R. W. ROTHMAN.
LoNdoN, Nov. 23, 1837.
XXVI. Mathematical Investigation of the Effect of Machinery on the Wealth of a Community in which it is employed, and on the Fund for the Payment of Wages. By John Tozer, Esq. B.A. of Caius College.
[Read May 14, 1838.]
IN the third and fourth Volumes of the Society's Transactions are two papers by Mr Whewell, in which symbolical language is applied to the solution of some problems of Political Economy. In the following Paper another problem of the same science is subjected to a similar mode of investigation.
An opinion has been expressed that the term Political Economy has acquired an extent and a vagueness of meaning which in a high degree unfits it for the purposes of science. Certainly any attempt to apply mathematical reasoning to all the subjects which have by different writers, and at different times, been included in the name, must be altogether unsuccessful. Neither do we possess the data, nor has analysis the powers, necessary to such a task.

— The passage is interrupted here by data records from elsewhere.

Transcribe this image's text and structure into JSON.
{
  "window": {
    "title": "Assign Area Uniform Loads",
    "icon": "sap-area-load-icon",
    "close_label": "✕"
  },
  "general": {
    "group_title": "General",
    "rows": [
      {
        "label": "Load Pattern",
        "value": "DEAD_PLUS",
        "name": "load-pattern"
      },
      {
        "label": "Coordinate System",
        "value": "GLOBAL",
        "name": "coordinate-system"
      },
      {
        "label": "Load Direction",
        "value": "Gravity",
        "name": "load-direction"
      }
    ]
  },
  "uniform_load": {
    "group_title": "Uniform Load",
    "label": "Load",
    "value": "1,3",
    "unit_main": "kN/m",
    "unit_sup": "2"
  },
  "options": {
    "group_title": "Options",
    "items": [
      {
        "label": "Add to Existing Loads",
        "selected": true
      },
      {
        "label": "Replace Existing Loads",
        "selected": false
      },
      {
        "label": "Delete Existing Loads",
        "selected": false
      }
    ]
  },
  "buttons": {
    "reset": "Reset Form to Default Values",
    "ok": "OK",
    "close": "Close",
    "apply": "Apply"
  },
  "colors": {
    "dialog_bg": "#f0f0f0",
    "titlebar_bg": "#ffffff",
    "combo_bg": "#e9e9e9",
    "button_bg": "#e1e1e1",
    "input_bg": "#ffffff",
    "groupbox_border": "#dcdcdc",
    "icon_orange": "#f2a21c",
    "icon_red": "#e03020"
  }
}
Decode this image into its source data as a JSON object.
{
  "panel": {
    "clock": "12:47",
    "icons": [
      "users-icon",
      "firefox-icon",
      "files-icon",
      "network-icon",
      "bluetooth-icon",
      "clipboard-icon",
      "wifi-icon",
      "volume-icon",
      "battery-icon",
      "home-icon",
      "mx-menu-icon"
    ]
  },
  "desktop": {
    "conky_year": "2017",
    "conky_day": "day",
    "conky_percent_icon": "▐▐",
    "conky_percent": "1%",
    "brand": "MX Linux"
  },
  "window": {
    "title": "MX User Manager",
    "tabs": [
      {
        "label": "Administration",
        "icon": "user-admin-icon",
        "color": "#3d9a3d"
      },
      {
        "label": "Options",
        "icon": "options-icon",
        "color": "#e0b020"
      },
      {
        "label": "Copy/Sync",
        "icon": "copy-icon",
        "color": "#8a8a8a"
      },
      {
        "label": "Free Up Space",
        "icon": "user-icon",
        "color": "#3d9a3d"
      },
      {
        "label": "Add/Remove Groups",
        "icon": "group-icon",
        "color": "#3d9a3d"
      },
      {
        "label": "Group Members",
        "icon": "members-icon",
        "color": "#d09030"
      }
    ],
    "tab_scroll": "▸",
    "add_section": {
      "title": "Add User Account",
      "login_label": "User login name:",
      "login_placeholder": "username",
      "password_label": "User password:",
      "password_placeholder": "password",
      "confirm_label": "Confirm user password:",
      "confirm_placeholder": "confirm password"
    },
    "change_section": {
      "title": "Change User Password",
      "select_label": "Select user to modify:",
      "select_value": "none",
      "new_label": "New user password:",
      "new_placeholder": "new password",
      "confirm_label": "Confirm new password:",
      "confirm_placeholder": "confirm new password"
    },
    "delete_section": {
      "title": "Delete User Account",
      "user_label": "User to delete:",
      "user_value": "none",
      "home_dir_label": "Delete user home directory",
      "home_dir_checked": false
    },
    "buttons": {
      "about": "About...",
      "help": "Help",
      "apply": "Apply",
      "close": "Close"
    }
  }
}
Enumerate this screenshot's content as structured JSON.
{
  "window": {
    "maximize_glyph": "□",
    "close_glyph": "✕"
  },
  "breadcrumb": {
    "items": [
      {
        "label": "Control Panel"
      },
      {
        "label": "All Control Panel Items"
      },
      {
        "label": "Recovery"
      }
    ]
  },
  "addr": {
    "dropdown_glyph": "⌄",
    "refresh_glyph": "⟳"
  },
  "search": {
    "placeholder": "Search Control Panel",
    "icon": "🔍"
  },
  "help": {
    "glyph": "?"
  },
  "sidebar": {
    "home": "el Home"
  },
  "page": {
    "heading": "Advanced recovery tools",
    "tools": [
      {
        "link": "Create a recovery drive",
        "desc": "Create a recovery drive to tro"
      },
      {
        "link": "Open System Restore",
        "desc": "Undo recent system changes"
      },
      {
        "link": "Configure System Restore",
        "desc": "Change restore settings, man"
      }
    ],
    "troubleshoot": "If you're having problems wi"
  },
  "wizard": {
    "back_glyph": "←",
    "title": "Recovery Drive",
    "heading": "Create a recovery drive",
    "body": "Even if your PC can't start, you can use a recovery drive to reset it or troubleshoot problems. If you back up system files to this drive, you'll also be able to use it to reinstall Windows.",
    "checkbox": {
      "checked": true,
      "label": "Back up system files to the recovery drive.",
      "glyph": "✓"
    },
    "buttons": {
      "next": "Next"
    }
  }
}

If, however, the investigation of the causes which affect the accumulation and distribution of wealth, be kept distinct from any considerations as to the effect of that accumulation, or the mode of its distribution on the happiness of mankind, and be also separated from any speculations or deductions as to the nature of those political and social institutions by which these causes may be modified or brought * into action; the science that results, by whatever name it may be called, acquires an almost entirely demonstrative character—becomes a Wol, WI. PART III. 3 T

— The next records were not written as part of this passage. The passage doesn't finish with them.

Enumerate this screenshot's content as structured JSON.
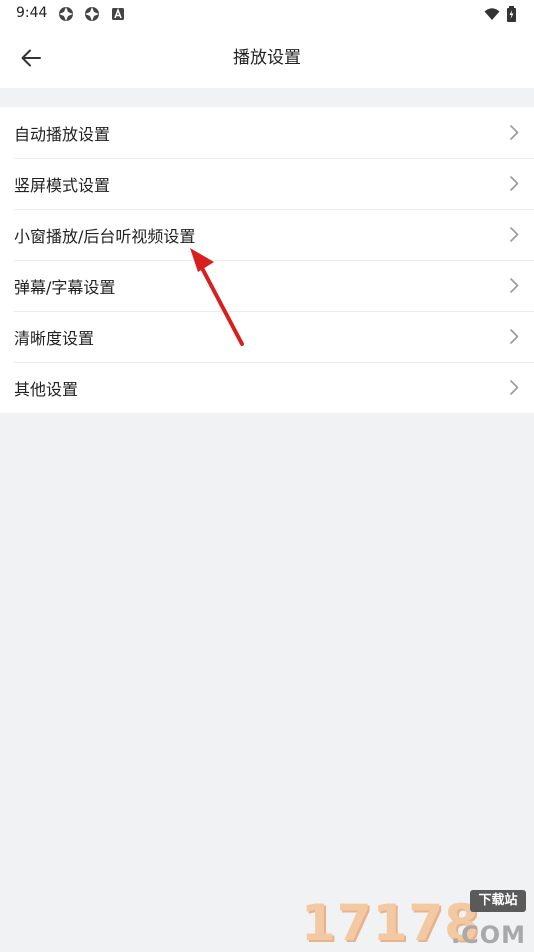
{
  "status_bar": {
    "time": "9:44",
    "left_icons": [
      "aperture-icon",
      "aperture-icon",
      "a-letter-icon"
    ],
    "right_icons": [
      "wifi-icon",
      "battery-icon"
    ]
  },
  "app_bar": {
    "title": "播放设置",
    "back_icon": "arrow-left-icon"
  },
  "settings": {
    "items": [
      {
        "label": "自动播放设置"
      },
      {
        "label": "竖屏模式设置"
      },
      {
        "label": "小窗播放/后台听视频设置"
      },
      {
        "label": "弹幕/字幕设置"
      },
      {
        "label": "清晰度设置"
      },
      {
        "label": "其他设置"
      }
    ]
  },
  "annotation": {
    "color": "#e02020"
  },
  "watermark": {
    "digits": "17178",
    "badge": "下载站",
    "suffix": ".COM"
  },
  "colors": {
    "background": "#f1f2f4",
    "surface": "#ffffff",
    "text": "#222222",
    "chevron": "#9a9a9a"
  }
}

series of propositions which are logical deductions from assumed definitions, and form those properties of the things defined which furnish axiomatic truths, and is therefore a subject to which mathematical reasoning is not only proper but necessary.
The introduction of any process by which accuracy may be given to the reasonings of Political Economists, as tending, however remotely and indirectly, to place the science in this position, must be valuable; and even if we could suppose the principles to be as accurate in their enunciation, and as complete in their demonstrations as they can be rendered, there would still devolve on us the duty of
rendering our deductions from them general, and of proving that they were necessary.
The particular problem under consideration, is of very limited extent, and of very easy solution. The method that has generally been employed has been to take particular numerical examples, and the results of these have frequently been assumed to lead legitimately to general conclusions. If the examples chosen had always been supplied by statistical facts, we should at least have been assured that the phemomena displayed in these results either had or might have happened,
however unsatisfactory the general conclusions from them might have been.
This advantage, however, has not been afforded, the numbers have been generally assumed without reference to realities, and though it may sometimes have been carefully stated, that the conclusions could not possess a higher degree of truth than the premises, the impressions on the minds of general readers would be favourable to that particular conclusion which the example chosen tended to support.
PROP. A portion of capital, which either has been or would have been employed in the payment of wages, is used in the construction of machinery; to determine the effect on the wealth of the community, and on the fund for the payment of the labourer.
Let C be the capital,